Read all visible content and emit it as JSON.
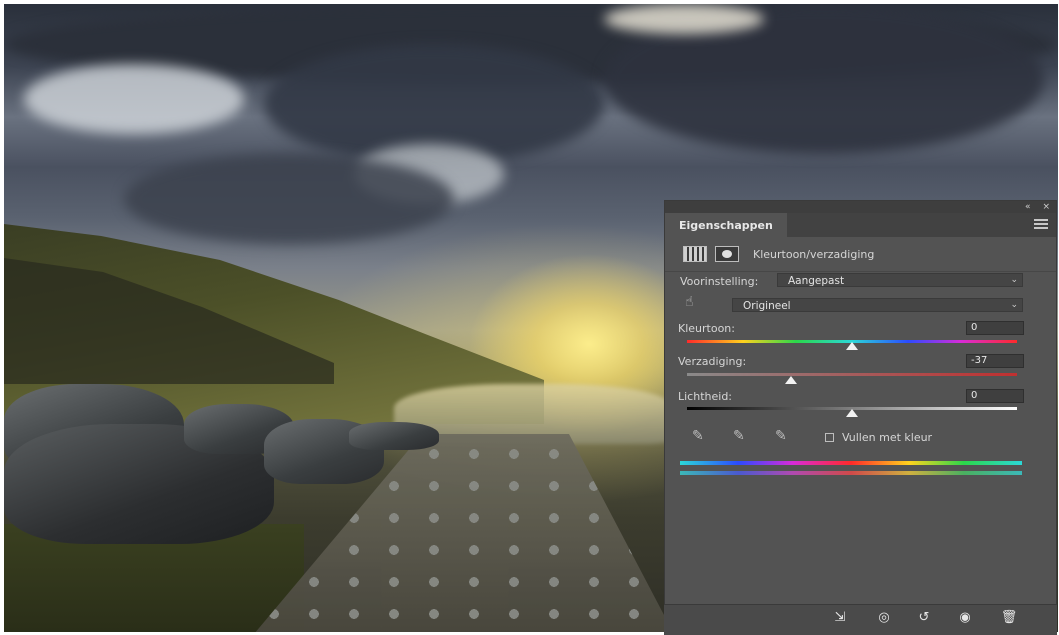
{
  "panel": {
    "title": "Eigenschappen",
    "collapse_glyph": "«",
    "close_glyph": "×",
    "adjustment_name": "Kleurtoon/verzadiging",
    "preset_label": "Voorinstelling:",
    "preset_value": "Aangepast",
    "channel_value": "Origineel",
    "hue": {
      "label": "Kleurtoon:",
      "value": "0",
      "fraction": 0.5
    },
    "saturation": {
      "label": "Verzadiging:",
      "value": "-37",
      "fraction": 0.315
    },
    "lightness": {
      "label": "Lichtheid:",
      "value": "0",
      "fraction": 0.5
    },
    "colorize_label": "Vullen met kleur",
    "colorize_checked": false
  },
  "footer_icons": [
    "clip-to-layer-icon",
    "view-previous-state-icon",
    "reset-icon",
    "visibility-eye-icon",
    "trash-icon"
  ],
  "colors": {
    "panel_bg": "#535353",
    "tab_bar": "#424242",
    "field_bg": "#454545"
  }
}
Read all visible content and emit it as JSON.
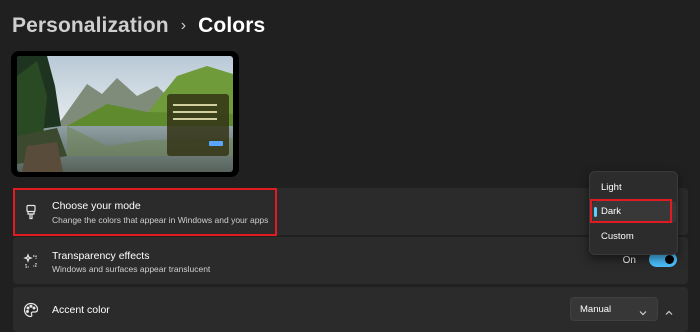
{
  "breadcrumb": {
    "parent": "Personalization",
    "separator": "›",
    "current": "Colors"
  },
  "preview": {
    "description_icon": "landscape-preview"
  },
  "rows": {
    "mode": {
      "title": "Choose your mode",
      "description": "Change the colors that appear in Windows and your apps",
      "icon": "brush-icon"
    },
    "transparency": {
      "title": "Transparency effects",
      "description": "Windows and surfaces appear translucent",
      "toggle_label": "On",
      "toggle_on": true,
      "icon": "sparkle-icon"
    },
    "accent": {
      "title": "Accent color",
      "select_value": "Manual",
      "icon": "palette-icon"
    }
  },
  "mode_menu": {
    "items": [
      "Light",
      "Dark",
      "Custom"
    ],
    "selected": "Dark"
  },
  "colors": {
    "background": "#202020",
    "card": "#2b2b2b",
    "accent": "#4cc2ff",
    "highlight": "#e01b22"
  }
}
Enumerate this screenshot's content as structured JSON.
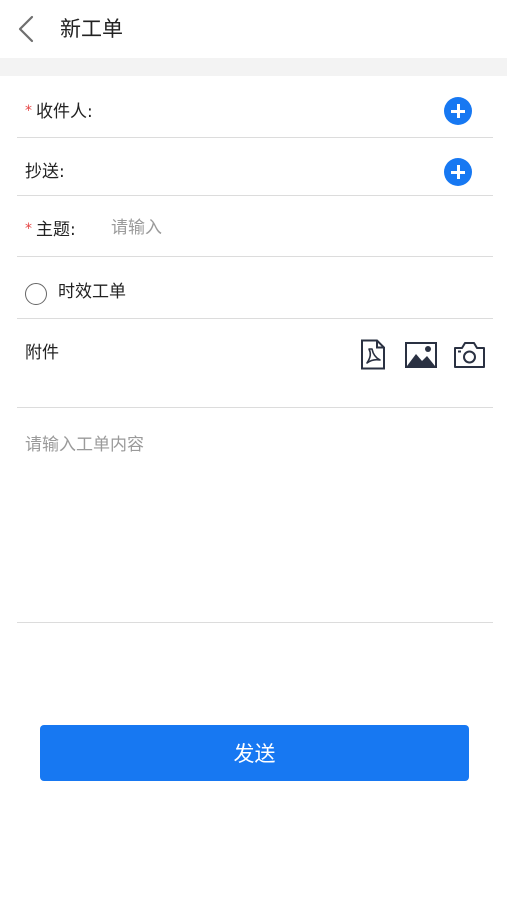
{
  "header": {
    "title": "新工单",
    "back_icon": "chevron-left-icon"
  },
  "form": {
    "recipient": {
      "required_mark": "*",
      "label": "收件人:",
      "add_icon": "plus-circle-icon"
    },
    "cc": {
      "label": "抄送:",
      "add_icon": "plus-circle-icon"
    },
    "subject": {
      "required_mark": "*",
      "label": "主题:",
      "placeholder": "请输入"
    },
    "timely": {
      "label": "时效工单",
      "checked": false
    },
    "attachment": {
      "label": "附件",
      "icons": [
        "pdf-icon",
        "image-icon",
        "camera-icon"
      ]
    },
    "content": {
      "placeholder": "请输入工单内容"
    }
  },
  "actions": {
    "send_label": "发送"
  },
  "colors": {
    "accent": "#1778f2",
    "required": "#e54545",
    "placeholder": "#9a9a9a",
    "divider": "#dcdcdc",
    "section_gap": "#f3f3f3"
  }
}
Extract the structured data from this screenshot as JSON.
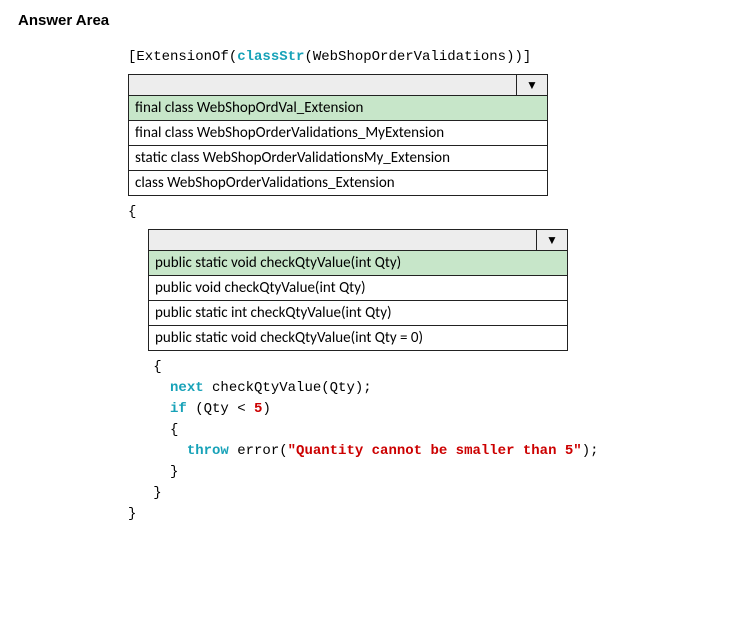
{
  "heading": "Answer Area",
  "attribute": {
    "open": "[ExtensionOf(",
    "classStr": "classStr",
    "mid": "(WebShopOrderValidations))]"
  },
  "dropdown1": {
    "options": [
      "final class WebShopOrdVal_Extension",
      "final class WebShopOrderValidations_MyExtension",
      "static class WebShopOrderValidationsMy_Extension",
      "class WebShopOrderValidations_Extension"
    ]
  },
  "brace_open1": "{",
  "dropdown2": {
    "options": [
      "public static void checkQtyValue(int Qty)",
      "public void checkQtyValue(int Qty)",
      "public static int checkQtyValue(int Qty)",
      "public static void checkQtyValue(int Qty = 0)"
    ]
  },
  "method_body": {
    "brace_open": "   {",
    "next_kw": "next",
    "next_call": " checkQtyValue(Qty);",
    "if_kw": "if",
    "if_cond_open": " (Qty < ",
    "if_num": "5",
    "if_cond_close": ")",
    "inner_brace_open": "     {",
    "throw_kw": "throw",
    "error_word": " error(",
    "error_str": "\"Quantity cannot be smaller than 5\"",
    "error_close": ");",
    "inner_brace_close": "     }",
    "brace_close": "   }"
  },
  "brace_close1": "}"
}
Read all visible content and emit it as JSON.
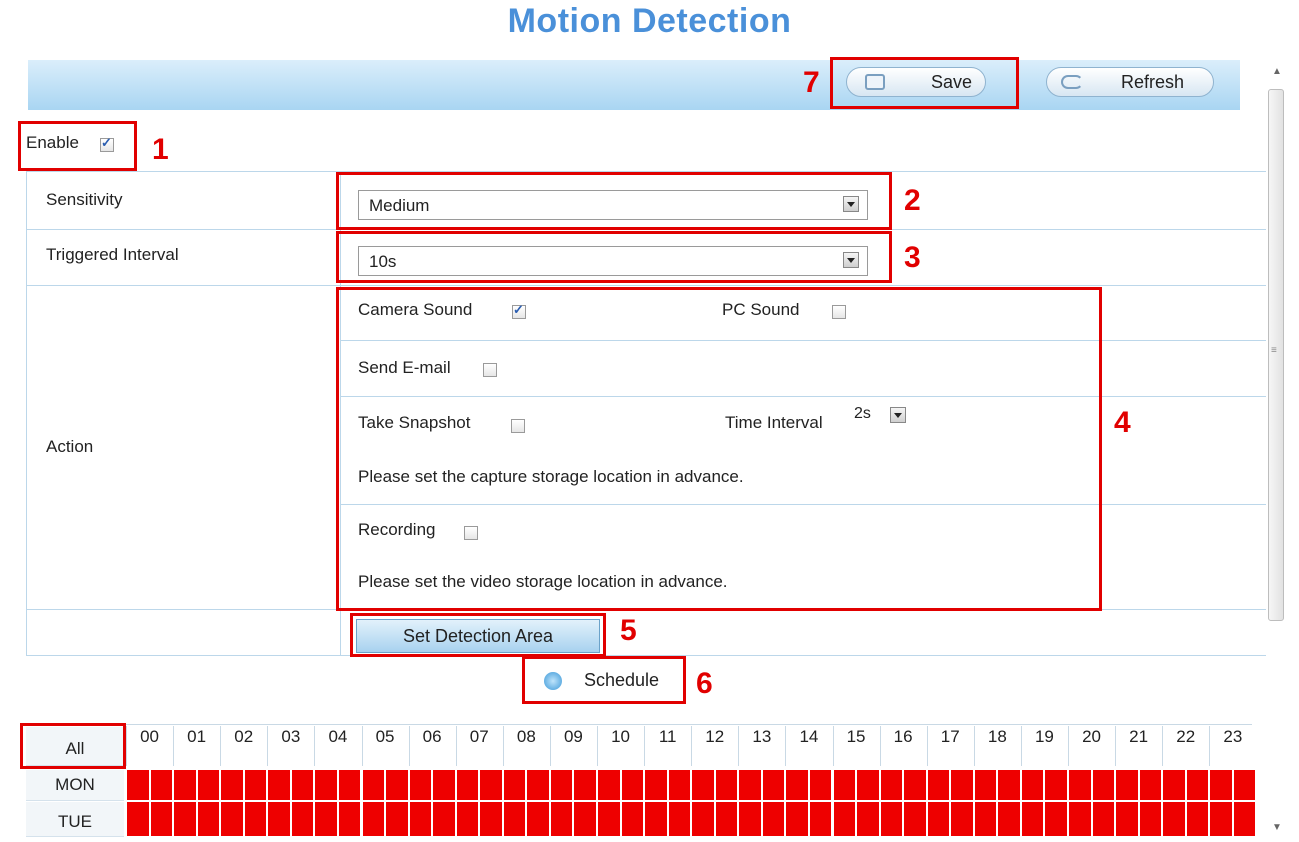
{
  "title": "Motion Detection",
  "toolbar": {
    "save_label": "Save",
    "refresh_label": "Refresh",
    "save_marker": "7"
  },
  "enable": {
    "label": "Enable",
    "checked": true,
    "marker": "1"
  },
  "sensitivity": {
    "label": "Sensitivity",
    "value": "Medium",
    "marker": "2"
  },
  "triggered_interval": {
    "label": "Triggered Interval",
    "value": "10s",
    "marker": "3"
  },
  "action": {
    "label": "Action",
    "marker": "4",
    "camera_sound": {
      "label": "Camera Sound",
      "checked": true
    },
    "pc_sound": {
      "label": "PC Sound",
      "checked": false
    },
    "send_email": {
      "label": "Send E-mail",
      "checked": false
    },
    "take_snapshot": {
      "label": "Take Snapshot",
      "checked": false
    },
    "time_interval": {
      "label": "Time Interval",
      "value": "2s"
    },
    "snapshot_note": "Please set the capture storage location in advance.",
    "recording": {
      "label": "Recording",
      "checked": false
    },
    "recording_note": "Please set the video storage location in advance."
  },
  "set_area": {
    "label": "Set Detection Area",
    "marker": "5"
  },
  "schedule": {
    "label": "Schedule",
    "marker": "6"
  },
  "grid": {
    "all_label": "All",
    "hours": [
      "00",
      "01",
      "02",
      "03",
      "04",
      "05",
      "06",
      "07",
      "08",
      "09",
      "10",
      "11",
      "12",
      "13",
      "14",
      "15",
      "16",
      "17",
      "18",
      "19",
      "20",
      "21",
      "22",
      "23"
    ],
    "days": [
      "MON",
      "TUE"
    ],
    "active_color": "#ee0000"
  },
  "colors": {
    "title": "#4a90d9",
    "marker": "#e10000",
    "toolbar": "#a9d5f2"
  }
}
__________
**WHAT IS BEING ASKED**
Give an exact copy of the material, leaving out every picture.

**ANSWER TO THIS TASK**
Read all visible content and emit it as JSON.
{
  "panel": {
    "title": "Eigenschappen",
    "collapse_glyph": "«",
    "close_glyph": "×",
    "adjustment_name": "Kleurtoon/verzadiging",
    "preset_label": "Voorinstelling:",
    "preset_value": "Aangepast",
    "channel_value": "Origineel",
    "hue": {
      "label": "Kleurtoon:",
      "value": "0",
      "fraction": 0.5
    },
    "saturation": {
      "label": "Verzadiging:",
      "value": "-37",
      "fraction": 0.315
    },
    "lightness": {
      "label": "Lichtheid:",
      "value": "0",
      "fraction": 0.5
    },
    "colorize_label": "Vullen met kleur",
    "colorize_checked": false
  },
  "footer_icons": [
    "clip-to-layer-icon",
    "view-previous-state-icon",
    "reset-icon",
    "visibility-eye-icon",
    "trash-icon"
  ],
  "colors": {
    "panel_bg": "#535353",
    "tab_bar": "#424242",
    "field_bg": "#454545"
  }
}
Read all visible content and emit it as JSON.
{
  "breadcrumb": {
    "parent": "Personalization",
    "separator": "›",
    "current": "Colors"
  },
  "preview": {
    "description_icon": "landscape-preview"
  },
  "rows": {
    "mode": {
      "title": "Choose your mode",
      "description": "Change the colors that appear in Windows and your apps",
      "icon": "brush-icon"
    },
    "transparency": {
      "title": "Transparency effects",
      "description": "Windows and surfaces appear translucent",
      "toggle_label": "On",
      "toggle_on": true,
      "icon": "sparkle-icon"
    },
    "accent": {
      "title": "Accent color",
      "select_value": "Manual",
      "icon": "palette-icon"
    }
  },
  "mode_menu": {
    "items": [
      "Light",
      "Dark",
      "Custom"
    ],
    "selected": "Dark"
  },
  "colors": {
    "background": "#202020",
    "card": "#2b2b2b",
    "accent": "#4cc2ff",
    "highlight": "#e01b22"
  }
}
Enumerate this screenshot's content as structured JSON.
{
  "header": {
    "title": "新工单",
    "back_icon": "chevron-left-icon"
  },
  "form": {
    "recipient": {
      "required_mark": "*",
      "label": "收件人:",
      "add_icon": "plus-circle-icon"
    },
    "cc": {
      "label": "抄送:",
      "add_icon": "plus-circle-icon"
    },
    "subject": {
      "required_mark": "*",
      "label": "主题:",
      "placeholder": "请输入"
    },
    "timely": {
      "label": "时效工单",
      "checked": false
    },
    "attachment": {
      "label": "附件",
      "icons": [
        "pdf-icon",
        "image-icon",
        "camera-icon"
      ]
    },
    "content": {
      "placeholder": "请输入工单内容"
    }
  },
  "actions": {
    "send_label": "发送"
  },
  "colors": {
    "accent": "#1778f2",
    "required": "#e54545",
    "placeholder": "#9a9a9a",
    "divider": "#dcdcdc",
    "section_gap": "#f3f3f3"
  }
}
Extract the structured data from this screenshot as JSON.
{
  "heading": "Answer Area",
  "attribute": {
    "open": "[ExtensionOf(",
    "classStr": "classStr",
    "mid": "(WebShopOrderValidations))]"
  },
  "dropdown1": {
    "options": [
      "final class WebShopOrdVal_Extension",
      "final class WebShopOrderValidations_MyExtension",
      "static class WebShopOrderValidationsMy_Extension",
      "class WebShopOrderValidations_Extension"
    ]
  },
  "brace_open1": "{",
  "dropdown2": {
    "options": [
      "public static void checkQtyValue(int Qty)",
      "public void checkQtyValue(int Qty)",
      "public static int checkQtyValue(int Qty)",
      "public static void checkQtyValue(int Qty = 0)"
    ]
  },
  "method_body": {
    "brace_open": "   {",
    "next_kw": "next",
    "next_call": " checkQtyValue(Qty);",
    "if_kw": "if",
    "if_cond_open": " (Qty < ",
    "if_num": "5",
    "if_cond_close": ")",
    "inner_brace_open": "     {",
    "throw_kw": "throw",
    "error_word": " error(",
    "error_str": "\"Quantity cannot be smaller than 5\"",
    "error_close": ");",
    "inner_brace_close": "     }",
    "brace_close": "   }"
  },
  "brace_close1": "}"
}
Read all visible content and emit it as JSON.
{
  "title": "Motion Detection",
  "toolbar": {
    "save_label": "Save",
    "refresh_label": "Refresh",
    "save_marker": "7"
  },
  "enable": {
    "label": "Enable",
    "checked": true,
    "marker": "1"
  },
  "sensitivity": {
    "label": "Sensitivity",
    "value": "Medium",
    "marker": "2"
  },
  "triggered_interval": {
    "label": "Triggered Interval",
    "value": "10s",
    "marker": "3"
  },
  "action": {
    "label": "Action",
    "marker": "4",
    "camera_sound": {
      "label": "Camera Sound",
      "checked": true
    },
    "pc_sound": {
      "label": "PC Sound",
      "checked": false
    },
    "send_email": {
      "label": "Send E-mail",
      "checked": false
    },
    "take_snapshot": {
      "label": "Take Snapshot",
      "checked": false
    },
    "time_interval": {
      "label": "Time Interval",
      "value": "2s"
    },
    "snapshot_note": "Please set the capture storage location in advance.",
    "recording": {
      "label": "Recording",
      "checked": false
    },
    "recording_note": "Please set the video storage location in advance."
  },
  "set_area": {
    "label": "Set Detection Area",
    "marker": "5"
  },
  "schedule": {
    "label": "Schedule",
    "marker": "6"
  },
  "grid": {
    "all_label": "All",
    "hours": [
      "00",
      "01",
      "02",
      "03",
      "04",
      "05",
      "06",
      "07",
      "08",
      "09",
      "10",
      "11",
      "12",
      "13",
      "14",
      "15",
      "16",
      "17",
      "18",
      "19",
      "20",
      "21",
      "22",
      "23"
    ],
    "days": [
      "MON",
      "TUE"
    ],
    "active_color": "#ee0000"
  },
  "colors": {
    "title": "#4a90d9",
    "marker": "#e10000",
    "toolbar": "#a9d5f2"
  }
}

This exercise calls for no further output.